**DATASET EXCERPTS**
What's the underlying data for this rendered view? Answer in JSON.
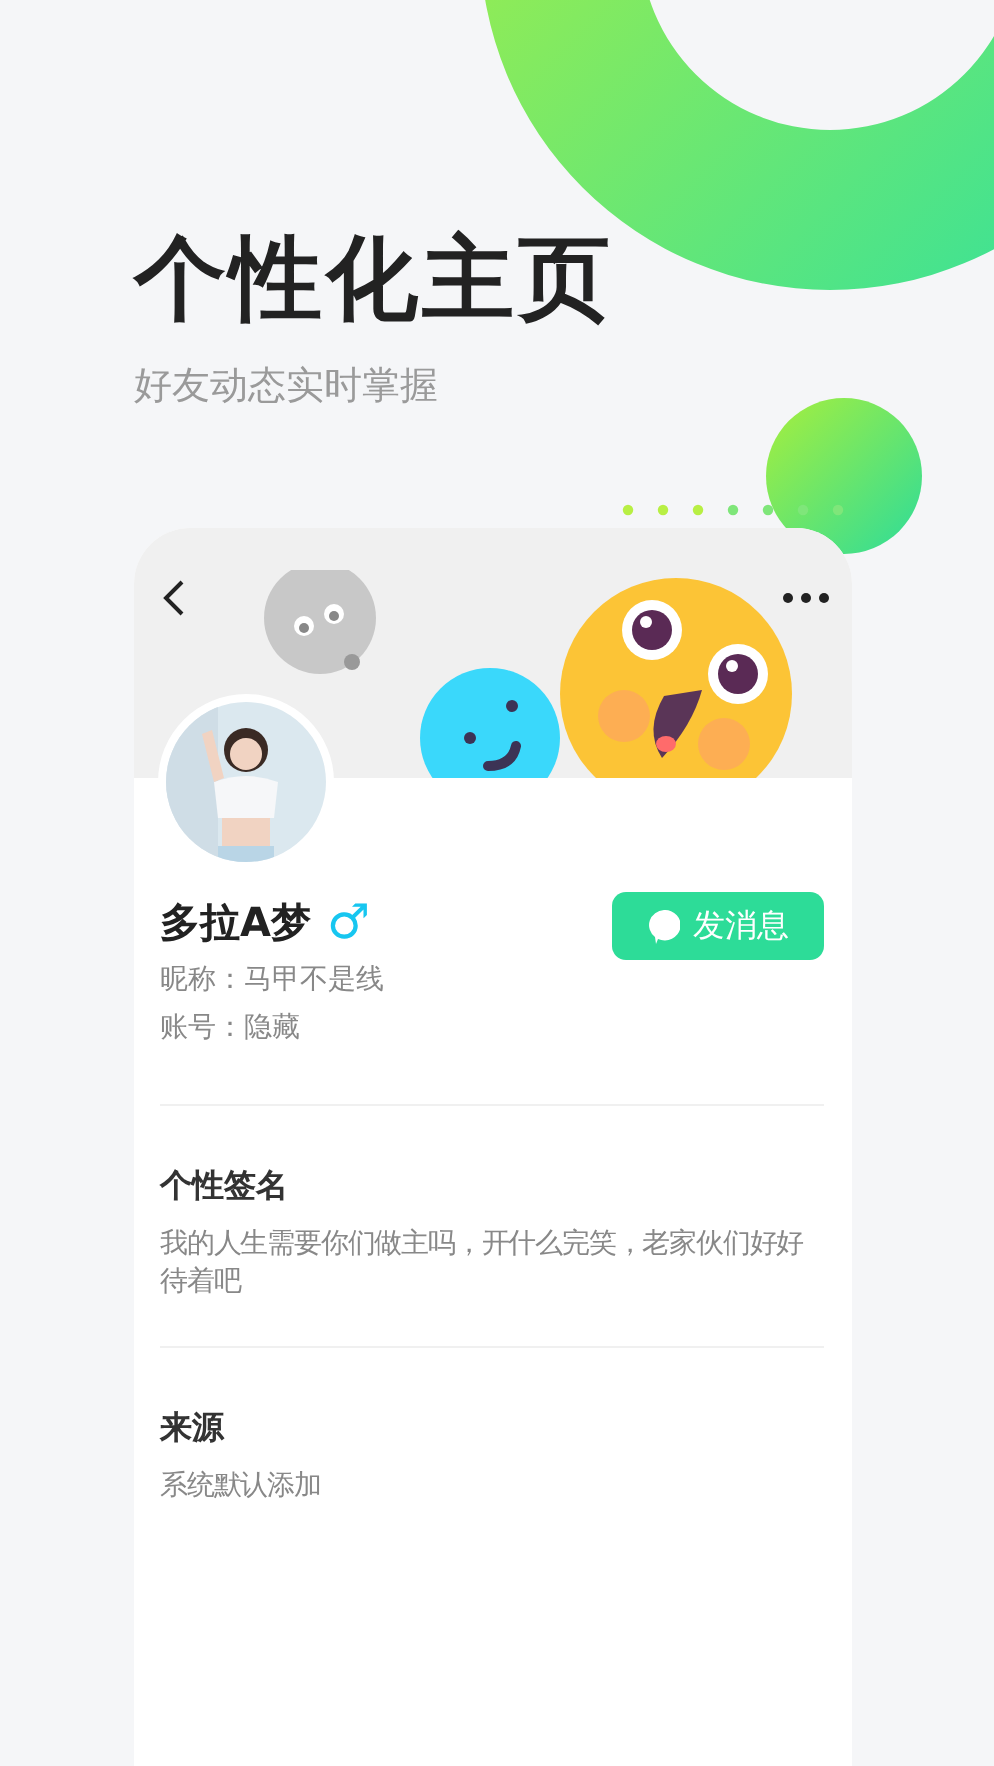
{
  "title": "个性化主页",
  "subtitle": "好友动态实时掌握",
  "profile": {
    "name": "多拉A梦",
    "gender_symbol": "♂",
    "nickname": "昵称：马甲不是线",
    "account": "账号：隐藏",
    "message_button": "发消息"
  },
  "sections": [
    {
      "heading": "个性签名",
      "text": "我的人生需要你们做主吗，开什么完笑，老家伙们好好待着吧"
    },
    {
      "heading": "来源",
      "text": "系统默认添加"
    }
  ]
}
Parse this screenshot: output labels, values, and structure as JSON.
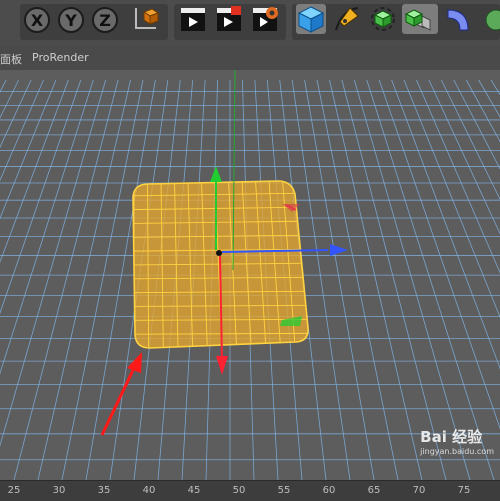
{
  "toolbar": {
    "axis_buttons": [
      {
        "label": "X"
      },
      {
        "label": "Y"
      },
      {
        "label": "Z"
      }
    ],
    "icons": [
      "axis-xyz-lock",
      "coordinate-system",
      "render-view",
      "render-to-picture-viewer",
      "render-settings",
      "cube-object",
      "pen-spline",
      "generator",
      "cloner-array",
      "deformer-bend"
    ]
  },
  "menubar": {
    "items": [
      "面板",
      "ProRender"
    ]
  },
  "ruler": {
    "labels": [
      "25",
      "30",
      "35",
      "40",
      "45",
      "50",
      "55",
      "60",
      "65",
      "70",
      "75"
    ]
  },
  "watermark": {
    "brand": "Bai 经验",
    "url": "jingyan.baidu.com"
  },
  "colors": {
    "grid_line": "#7fb2e3",
    "plane_fill": "#e6a630",
    "plane_wire": "#ffd240",
    "axis_y": "#22cc33",
    "axis_x": "#3355ff",
    "axis_z": "#ff2233",
    "annotation_arrow": "#ff1a1a"
  }
}
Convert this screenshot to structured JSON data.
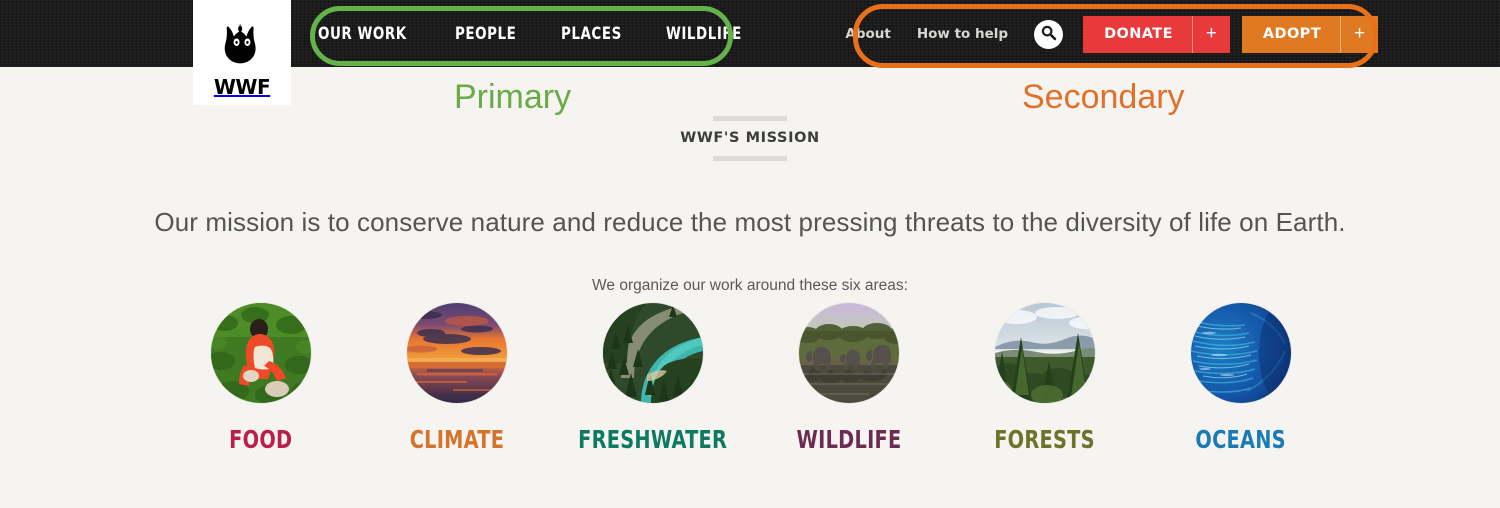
{
  "site": {
    "logo_text": "WWF",
    "logo_icon": "panda-logo"
  },
  "header": {
    "primary_nav": [
      {
        "label": "OUR WORK"
      },
      {
        "label": "PEOPLE"
      },
      {
        "label": "PLACES"
      },
      {
        "label": "WILDLIFE"
      }
    ],
    "secondary_nav": [
      {
        "label": "About"
      },
      {
        "label": "How to help"
      }
    ],
    "search_icon": "search-icon",
    "cta_buttons": [
      {
        "label": "DONATE",
        "plus": "+",
        "color": "#e8393b"
      },
      {
        "label": "ADOPT",
        "plus": "+",
        "color": "#e07a22"
      }
    ]
  },
  "annotations": [
    {
      "label": "Primary",
      "color": "#6aaa49"
    },
    {
      "label": "Secondary",
      "color": "#e0702a"
    }
  ],
  "mission": {
    "kicker": "WWF'S MISSION",
    "statement": "Our mission is to conserve nature and reduce the most pressing threats to the diversity of life on Earth.",
    "areas_subtitle": "We organize our work around these six areas:"
  },
  "areas": [
    {
      "label": "FOOD",
      "color": "#ba1f4b",
      "image": "farmer-in-green-field-photo"
    },
    {
      "label": "CLIMATE",
      "color": "#d4742c",
      "image": "sunset-over-water-photo"
    },
    {
      "label": "FRESHWATER",
      "color": "#0e7a5f",
      "image": "turquoise-river-in-forest-photo"
    },
    {
      "label": "WILDLIFE",
      "color": "#6b2b52",
      "image": "elephants-at-waterhole-photo"
    },
    {
      "label": "FORESTS",
      "color": "#6d7229",
      "image": "conifer-forest-vista-photo"
    },
    {
      "label": "OCEANS",
      "color": "#1b7bb5",
      "image": "school-of-fish-underwater-photo"
    }
  ]
}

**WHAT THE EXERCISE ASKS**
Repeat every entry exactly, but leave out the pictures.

**ANSWER TO THIS PROBLEM**
What's the underlying data for this rendered view? Answer in JSON.
{
  "title": "个性化主页",
  "subtitle": "好友动态实时掌握",
  "profile": {
    "name": "多拉A梦",
    "gender_symbol": "♂",
    "nickname": "昵称：马甲不是线",
    "account": "账号：隐藏",
    "message_button": "发消息"
  },
  "sections": [
    {
      "heading": "个性签名",
      "text": "我的人生需要你们做主吗，开什么完笑，老家伙们好好待着吧"
    },
    {
      "heading": "来源",
      "text": "系统默认添加"
    }
  ]
}
Parse this screenshot: output labels, values, and structure as JSON.
{
  "toolbar": {
    "axis_buttons": [
      {
        "label": "X"
      },
      {
        "label": "Y"
      },
      {
        "label": "Z"
      }
    ],
    "icons": [
      "axis-xyz-lock",
      "coordinate-system",
      "render-view",
      "render-to-picture-viewer",
      "render-settings",
      "cube-object",
      "pen-spline",
      "generator",
      "cloner-array",
      "deformer-bend"
    ]
  },
  "menubar": {
    "items": [
      "面板",
      "ProRender"
    ]
  },
  "ruler": {
    "labels": [
      "25",
      "30",
      "35",
      "40",
      "45",
      "50",
      "55",
      "60",
      "65",
      "70",
      "75"
    ]
  },
  "watermark": {
    "brand": "Bai 经验",
    "url": "jingyan.baidu.com"
  },
  "colors": {
    "grid_line": "#7fb2e3",
    "plane_fill": "#e6a630",
    "plane_wire": "#ffd240",
    "axis_y": "#22cc33",
    "axis_x": "#3355ff",
    "axis_z": "#ff2233",
    "annotation_arrow": "#ff1a1a"
  }
}
Convert this screenshot to structured JSON data.
{
  "site": {
    "logo_text": "WWF",
    "logo_icon": "panda-logo"
  },
  "header": {
    "primary_nav": [
      {
        "label": "OUR WORK"
      },
      {
        "label": "PEOPLE"
      },
      {
        "label": "PLACES"
      },
      {
        "label": "WILDLIFE"
      }
    ],
    "secondary_nav": [
      {
        "label": "About"
      },
      {
        "label": "How to help"
      }
    ],
    "search_icon": "search-icon",
    "cta_buttons": [
      {
        "label": "DONATE",
        "plus": "+",
        "color": "#e8393b"
      },
      {
        "label": "ADOPT",
        "plus": "+",
        "color": "#e07a22"
      }
    ]
  },
  "annotations": [
    {
      "label": "Primary",
      "color": "#6aaa49"
    },
    {
      "label": "Secondary",
      "color": "#e0702a"
    }
  ],
  "mission": {
    "kicker": "WWF'S MISSION",
    "statement": "Our mission is to conserve nature and reduce the most pressing threats to the diversity of life on Earth.",
    "areas_subtitle": "We organize our work around these six areas:"
  },
  "areas": [
    {
      "label": "FOOD",
      "color": "#ba1f4b",
      "image": "farmer-in-green-field-photo"
    },
    {
      "label": "CLIMATE",
      "color": "#d4742c",
      "image": "sunset-over-water-photo"
    },
    {
      "label": "FRESHWATER",
      "color": "#0e7a5f",
      "image": "turquoise-river-in-forest-photo"
    },
    {
      "label": "WILDLIFE",
      "color": "#6b2b52",
      "image": "elephants-at-waterhole-photo"
    },
    {
      "label": "FORESTS",
      "color": "#6d7229",
      "image": "conifer-forest-vista-photo"
    },
    {
      "label": "OCEANS",
      "color": "#1b7bb5",
      "image": "school-of-fish-underwater-photo"
    }
  ]
}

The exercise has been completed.